Governance plays a critical role in any Sitecore deployment
Sitecore Governance: Workflow Fundamentals and Best Practices

Learn more about Best Practices for Sitecore
Best Practices for Sitecore

High availability, disaster recovery, and backups

High availability (HA), disaster recovery (DR) and backup practices for Sitecore are well documented on SDN and the Sitecore community and are not covered here.  I will just mention briefly that your HA, DR and backup strategies must be accounted for in your total space computations.

Most of our clients use a SQL cluster with shared storage for HA, which means there is no additional storage footprint; however several enterprise customers choose to operate a fully replicated DR environment – again adding another copy of the database – possibly a total of 4 copies if dedicated reporting databases are in place.  With our previous example the growth over 6 months would now look more like:

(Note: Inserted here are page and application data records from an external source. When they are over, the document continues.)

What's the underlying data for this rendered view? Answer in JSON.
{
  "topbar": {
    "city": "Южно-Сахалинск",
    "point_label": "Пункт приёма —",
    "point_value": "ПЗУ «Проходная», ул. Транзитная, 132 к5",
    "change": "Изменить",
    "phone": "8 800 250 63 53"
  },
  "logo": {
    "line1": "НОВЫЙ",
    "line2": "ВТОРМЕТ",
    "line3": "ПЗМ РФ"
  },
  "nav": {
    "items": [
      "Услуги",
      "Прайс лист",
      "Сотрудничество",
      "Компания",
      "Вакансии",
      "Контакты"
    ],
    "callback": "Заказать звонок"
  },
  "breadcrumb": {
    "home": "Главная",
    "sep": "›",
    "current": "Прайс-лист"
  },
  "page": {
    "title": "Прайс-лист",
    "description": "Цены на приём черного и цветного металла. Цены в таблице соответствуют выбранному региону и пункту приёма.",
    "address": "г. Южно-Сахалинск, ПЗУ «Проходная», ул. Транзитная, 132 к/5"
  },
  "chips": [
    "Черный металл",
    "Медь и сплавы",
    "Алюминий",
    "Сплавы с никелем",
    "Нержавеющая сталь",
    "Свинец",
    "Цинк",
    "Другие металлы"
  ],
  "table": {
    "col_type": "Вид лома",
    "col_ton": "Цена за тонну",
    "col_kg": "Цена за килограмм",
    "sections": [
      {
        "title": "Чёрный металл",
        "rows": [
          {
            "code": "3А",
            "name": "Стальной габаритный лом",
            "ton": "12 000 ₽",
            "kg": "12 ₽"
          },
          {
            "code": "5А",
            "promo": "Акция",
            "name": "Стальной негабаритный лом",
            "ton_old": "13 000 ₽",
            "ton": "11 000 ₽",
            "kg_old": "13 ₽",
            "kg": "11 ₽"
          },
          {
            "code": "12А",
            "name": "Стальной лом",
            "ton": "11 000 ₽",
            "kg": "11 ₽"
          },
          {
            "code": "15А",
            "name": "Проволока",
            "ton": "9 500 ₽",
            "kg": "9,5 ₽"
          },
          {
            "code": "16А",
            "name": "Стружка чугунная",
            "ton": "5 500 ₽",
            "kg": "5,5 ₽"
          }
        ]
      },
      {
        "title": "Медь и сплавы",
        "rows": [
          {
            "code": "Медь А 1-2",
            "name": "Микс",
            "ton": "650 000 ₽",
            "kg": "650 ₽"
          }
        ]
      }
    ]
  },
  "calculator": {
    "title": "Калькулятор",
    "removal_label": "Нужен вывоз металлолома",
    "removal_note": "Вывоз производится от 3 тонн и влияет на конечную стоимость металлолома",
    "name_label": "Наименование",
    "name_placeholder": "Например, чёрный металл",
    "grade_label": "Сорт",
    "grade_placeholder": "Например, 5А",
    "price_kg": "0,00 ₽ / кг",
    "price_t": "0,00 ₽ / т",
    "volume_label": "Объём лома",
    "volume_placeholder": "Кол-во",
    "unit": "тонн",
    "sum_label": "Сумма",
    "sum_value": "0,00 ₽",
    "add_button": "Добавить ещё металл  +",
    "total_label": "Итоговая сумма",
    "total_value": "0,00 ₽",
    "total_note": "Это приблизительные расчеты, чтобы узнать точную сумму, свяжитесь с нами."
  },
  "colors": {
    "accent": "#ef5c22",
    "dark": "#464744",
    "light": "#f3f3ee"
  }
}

Depending on your backup strategy and retention you will also need to add in considerable capacity.   As it is the definitive source, most customers only backup the database that is capturing information.  A 4 week retention cycle of a complete weekly backup is probably the most common.  Factoring in 4 weeks of retention on the data and ignoring compression the graph now looks like:

Note: the backup size for any month is assumed to be 4x the data foot print for the month.  This results in a conservative number if only weekly full-backups are taken, but does not account for incremental backups. Actual backup requirements will depend on the level of compression available in your backup solution.

Planning for success, growth of the DMS database

The final consideration is how much growth you expect.  In most enterprises there is almost always some contention for space in the data center.  For the sake of example, let’s assume our fictional site has a growth in traffic of 25% annually and the capital expenditure committee needs 5 year projections.

If we are conservative and assume the growth happens at the end of the year we now arrive at an active data footprint of 600,000 MB in year 5.  You will also note that the database itself is approximately 70 GB.  Is your DBA ready to handle a SQL database of that size?


We hope you have found this series helpful.  To summarize, in order to estimate your storage needs for DMS you will need to:

  1. Understand your projected number of visits, visitors and page views
  2. Understand your project number of page events (goals, campaigns, etc)
  3. Model any engagement plan you intend to deploy
  4. Have clear understanding of high availability and disaster recovery needs
  5. Have defined backup and retention policies
  6. Account for some level of growth



  • more here

    I have been following your posts on the Siecore management off late and found it to be really informative. The High availability, disaster recovery and the backup it offers prove as excellent features thus, enabling it to be useful for different purposes.